Citation: Nicolini LA, Menzaghi B, Ricci E, Pontali E, Cenderello G, Orofino G, Cascio A, Pellicanò GF, Valsecchi L, Molteni C, Vichi F, Bonfanti P and Di Biagio A (2023) Prevalence of HDV infection in people living with HIV: Data from a multicenter Italian cohort. Front. Med. 10:1086012. doi: 10.3389/fmed.2023.1086012

Received: 31 October 2022; Accepted: 13 January 2023;
Published: 27 January 2023.

Edited by:

Valentina Svicher, University of Rome “Tor Vergata”, Italy

Reviewed by:

Julian Hercun, University of Montreal Hospital Centre (CRCHUM), Canada
Jonathan Soldera, University of Caxias do Sul, Brazil

Copyright © 2023 Nicolini, Menzaghi, Ricci, Pontali, Cenderello, Orofino, Cascio, Pellicanò, Valsecchi, Molteni, Vichi, Bonfanti and Di Biagio.
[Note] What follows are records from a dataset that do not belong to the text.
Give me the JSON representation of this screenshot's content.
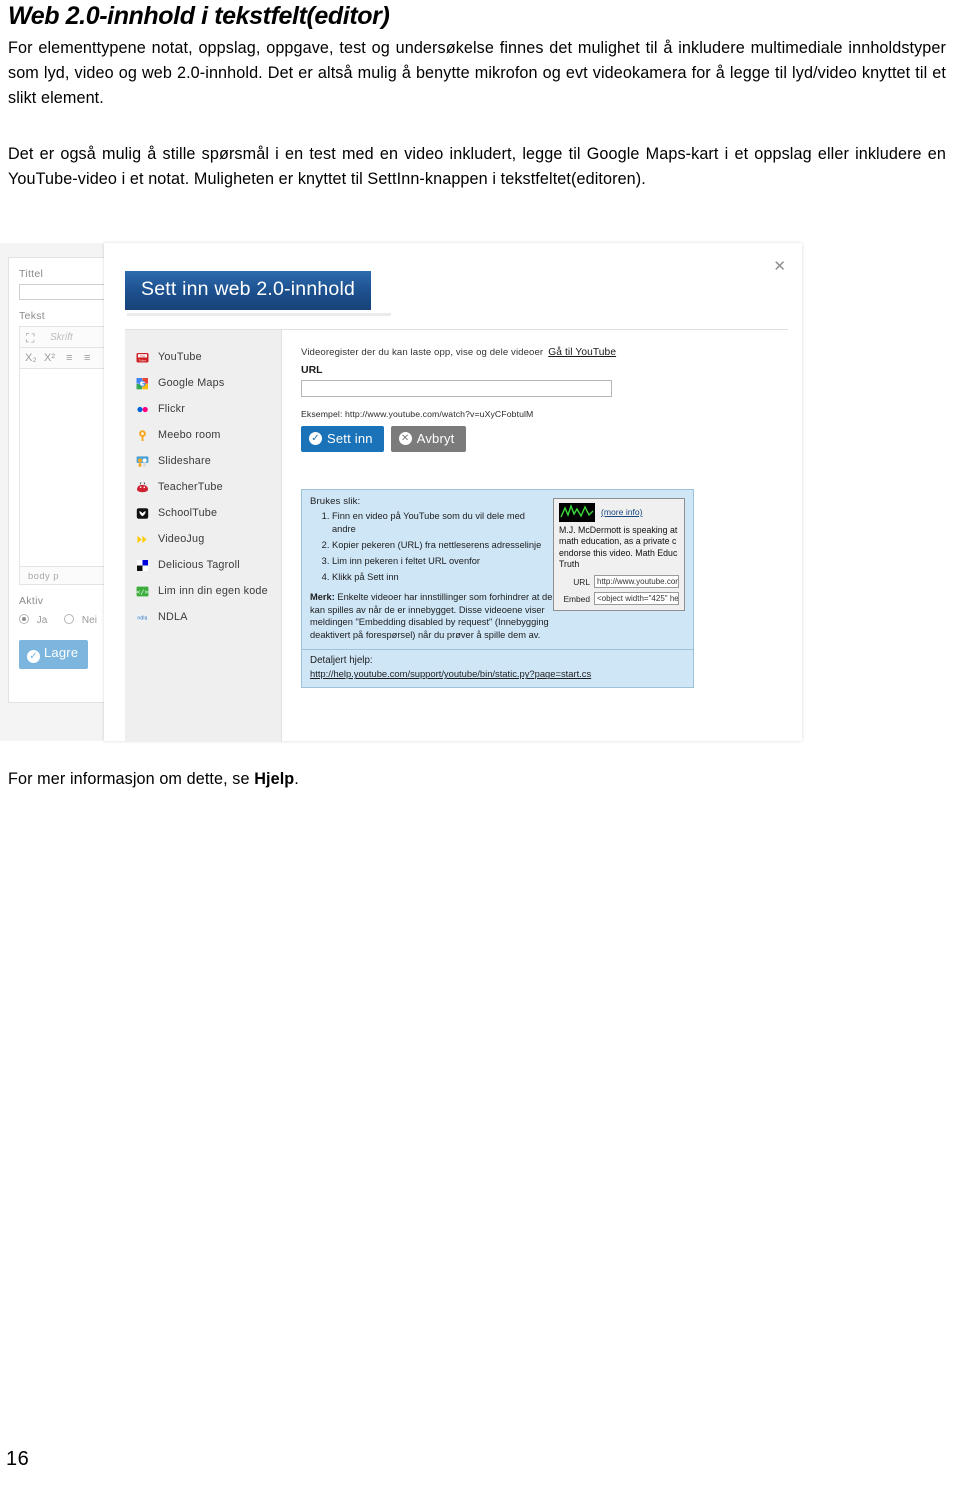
{
  "document": {
    "title": "Web 2.0-innhold i tekstfelt(editor)",
    "paragraph1": "For elementtypene notat, oppslag, oppgave, test og undersøkelse finnes det mulighet til å inkludere multimediale innholdstyper som lyd, video og web 2.0-innhold. Det er altså mulig å benytte mikrofon og evt videokamera for å legge til lyd/video knyttet til et slikt element.",
    "paragraph2": "Det er også mulig å stille spørsmål i en test med en video inkludert, legge til Google Maps-kart i et oppslag eller inkludere en YouTube-video i et notat. Muligheten er knyttet til SettInn-knappen i tekstfeltet(editoren).",
    "closing_prefix": "For mer informasjon om dette, se ",
    "closing_link": "Hjelp",
    "closing_suffix": ".",
    "page_number": "16"
  },
  "background_form": {
    "title_label": "Tittel",
    "title_value": "",
    "text_label": "Tekst",
    "toolbar": {
      "fullscreen_icon": "fullscreen-icon",
      "font_label": "Skrift",
      "subscript_label": "X₂",
      "superscript_label": "X²",
      "indent_icon": "indent-icon",
      "list_icon": "list-icon"
    },
    "status_path": "body  p",
    "active_label": "Aktiv",
    "active_yes": "Ja",
    "active_no": "Nei",
    "active_selected": "Ja",
    "save_label": "Lagre"
  },
  "dialog": {
    "title": "Sett inn web 2.0-innhold",
    "close_icon": "close-icon",
    "providers": [
      {
        "label": "YouTube",
        "icon": "youtube-icon",
        "selected": true
      },
      {
        "label": "Google Maps",
        "icon": "google-maps-icon",
        "selected": false
      },
      {
        "label": "Flickr",
        "icon": "flickr-icon",
        "selected": false
      },
      {
        "label": "Meebo room",
        "icon": "meebo-icon",
        "selected": false
      },
      {
        "label": "Slideshare",
        "icon": "slideshare-icon",
        "selected": false
      },
      {
        "label": "TeacherTube",
        "icon": "teachertube-icon",
        "selected": false
      },
      {
        "label": "SchoolTube",
        "icon": "schooltube-icon",
        "selected": false
      },
      {
        "label": "VideoJug",
        "icon": "videojug-icon",
        "selected": false
      },
      {
        "label": "Delicious Tagroll",
        "icon": "delicious-icon",
        "selected": false
      },
      {
        "label": "Lim inn din egen kode",
        "icon": "code-icon",
        "selected": false
      },
      {
        "label": "NDLA",
        "icon": "ndla-icon",
        "selected": false
      }
    ],
    "description": "Videoregister der du kan laste opp, vise og dele videoer",
    "description_link": "Gå til YouTube",
    "url_label": "URL",
    "url_value": "",
    "example": "Eksempel: http://www.youtube.com/watch?v=uXyCFobtulM",
    "insert_button": "Sett inn",
    "cancel_button": "Avbryt",
    "help": {
      "heading": "Brukes slik:",
      "steps": [
        "Finn en video på YouTube som du vil dele med andre",
        "Kopier pekeren (URL) fra nettleserens adresselinje",
        "Lim inn pekeren i feltet URL ovenfor",
        "Klikk på Sett inn"
      ],
      "note_label": "Merk:",
      "note_text": " Enkelte videoer har innstillinger som forhindrer at de kan spilles av når de er innebygget. Disse videoene viser meldingen \"Embedding disabled by request\" (Innebygging deaktivert på forespørsel) når du prøver å spille dem av.",
      "detail_label": "Detaljert hjelp:",
      "detail_link": "http://help.youtube.com/support/youtube/bin/static.py?page=start.cs"
    },
    "preview": {
      "more_info": "(more info)",
      "description": "M.J. McDermott is speaking at math education, as a private c endorse this video. Math Educ Truth",
      "url_label": "URL",
      "url_value": "http://www.youtube.con",
      "embed_label": "Embed",
      "embed_value": "<object width=\"425\" he"
    }
  },
  "colors": {
    "dialog_title_blue": "#1c4f8d",
    "primary_button": "#1a72b8",
    "secondary_button": "#7b7b7b",
    "help_box": "#cfe6f7",
    "help_border": "#9dc3d8",
    "save_button": "#7cb6df"
  }
}
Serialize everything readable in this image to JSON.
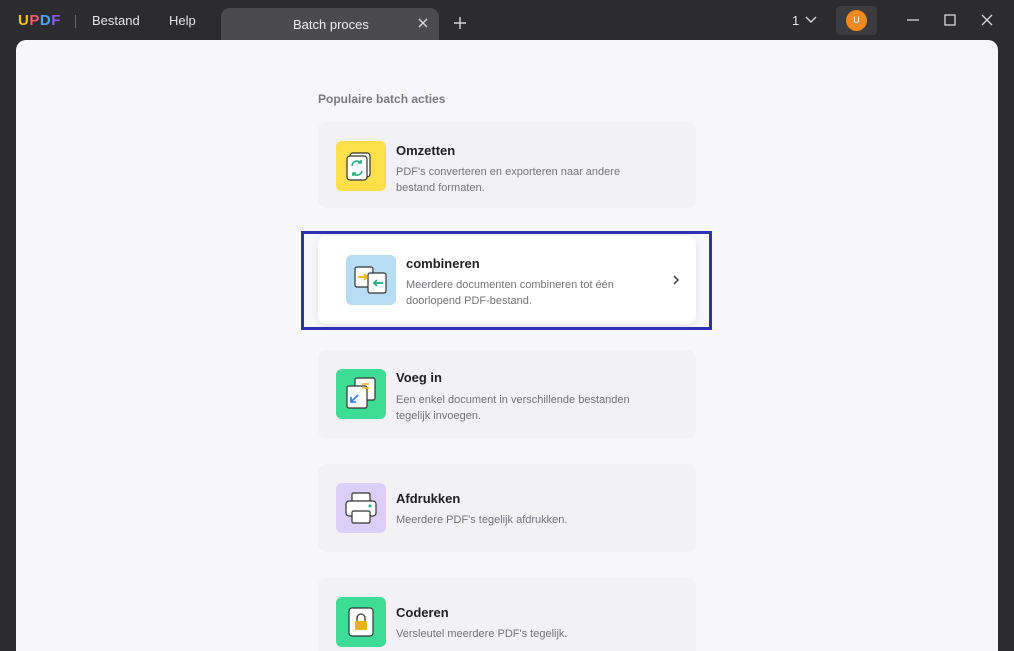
{
  "app": {
    "logo": {
      "u": "U",
      "p": "P",
      "d": "D",
      "f": "F"
    },
    "menu": [
      "Bestand",
      "Help"
    ]
  },
  "tab": {
    "label": "Batch proces",
    "close_icon": "close-icon"
  },
  "toolbar": {
    "page_count": "1",
    "avatar_initial": "U"
  },
  "main": {
    "section_title": "Populaire batch acties",
    "actions": [
      {
        "title": "Omzetten",
        "description_line1": "PDF's converteren en exporteren naar andere",
        "description_line2": "bestand formaten.",
        "icon": "convert-icon",
        "icon_bg": "#fde047"
      },
      {
        "title": "combineren",
        "description_line1": "Meerdere documenten combineren tot één",
        "description_line2": "doorlopend PDF-bestand.",
        "icon": "combine-icon",
        "icon_bg": "#b7ddf5"
      },
      {
        "title": "Voeg in",
        "description_line1": "Een enkel document in verschillende bestanden",
        "description_line2": "tegelijk invoegen.",
        "icon": "insert-icon",
        "icon_bg": "#3ddc97"
      },
      {
        "title": "Afdrukken",
        "description_line1": "Meerdere PDF's tegelijk afdrukken.",
        "description_line2": "",
        "icon": "print-icon",
        "icon_bg": "#dccff7"
      },
      {
        "title": "Coderen",
        "description_line1": "Versleutel meerdere PDF's tegelijk.",
        "description_line2": "",
        "icon": "encrypt-icon",
        "icon_bg": "#3ddc97"
      }
    ]
  },
  "colors": {
    "titlebar_bg": "#2c2c2f",
    "content_bg": "#f7f7f9",
    "highlight_border": "#2b32b2",
    "avatar_bg": "#f08a1c"
  }
}
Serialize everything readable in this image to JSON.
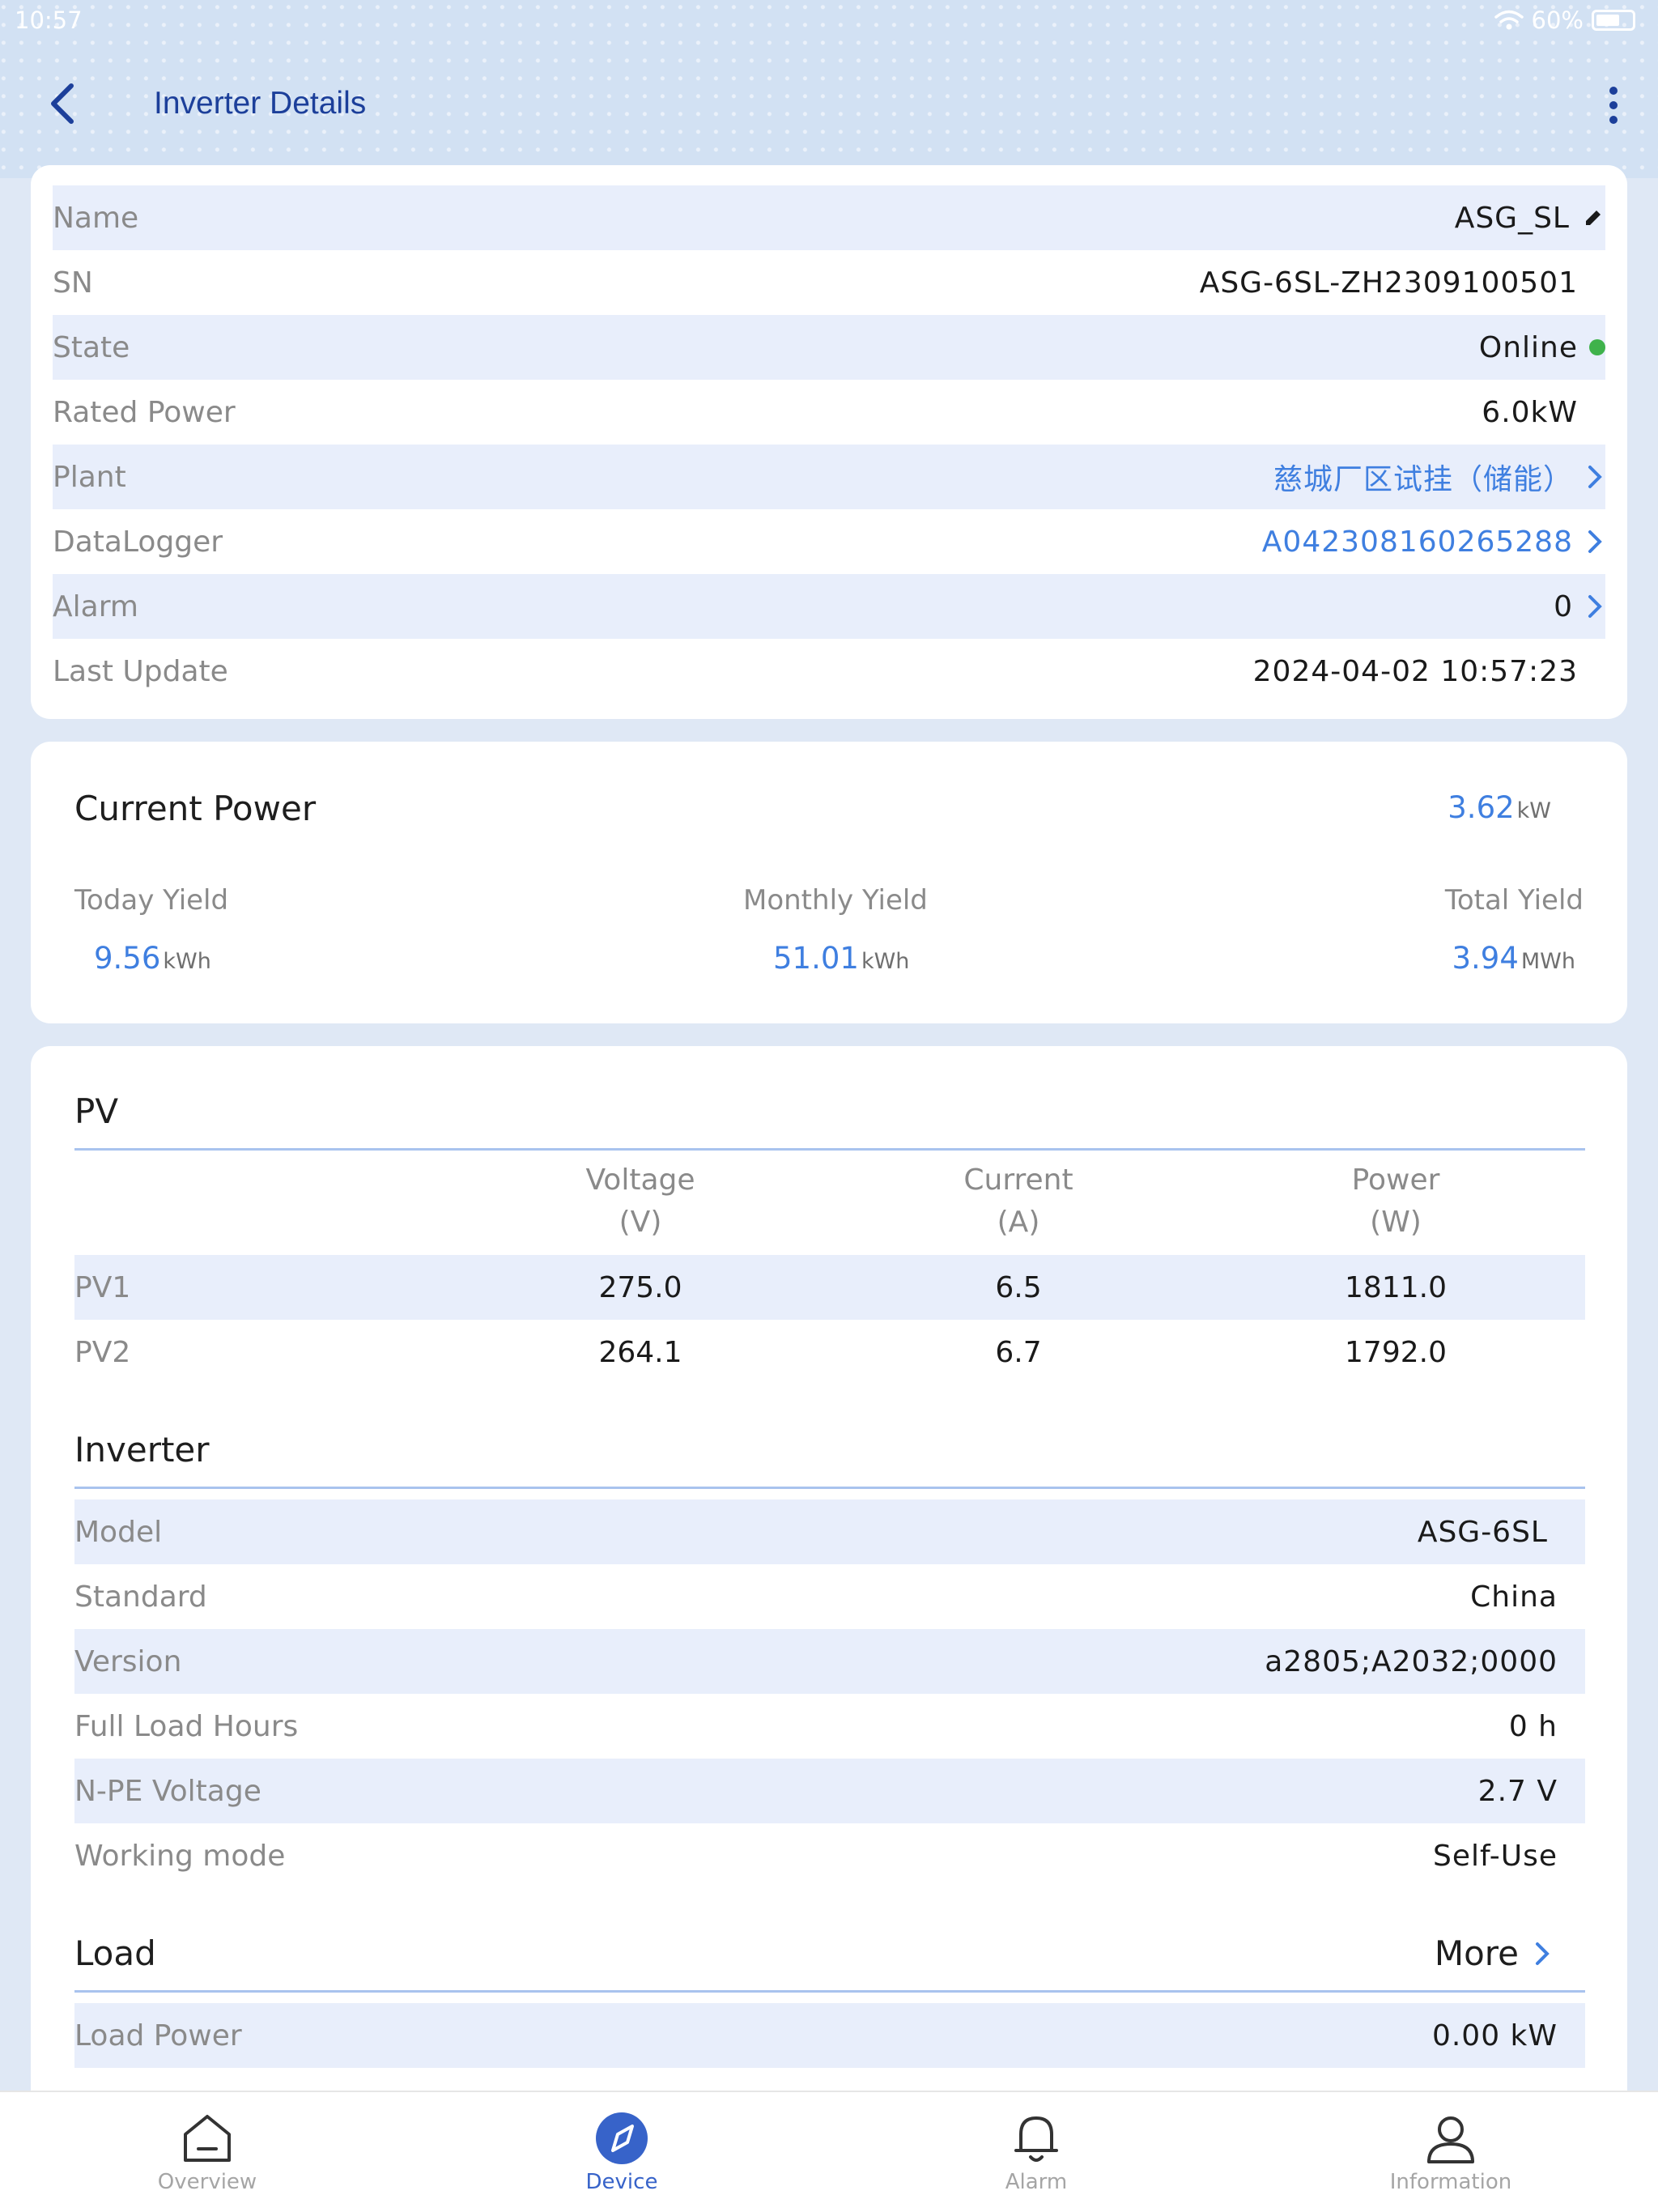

This is an open-access article distributed under the terms of the Creative Commons Attribution License (CC BY). The use, distribution or reproduction in other forums is permitted, provided the original author(s) and the copyright owner(s) are credited and that the original publication in this journal is cited, in accordance with accepted academic practice. No use, distribution or reproduction is permitted which does not comply with these terms.

*Correspondence: Laura Ambra Nicolini,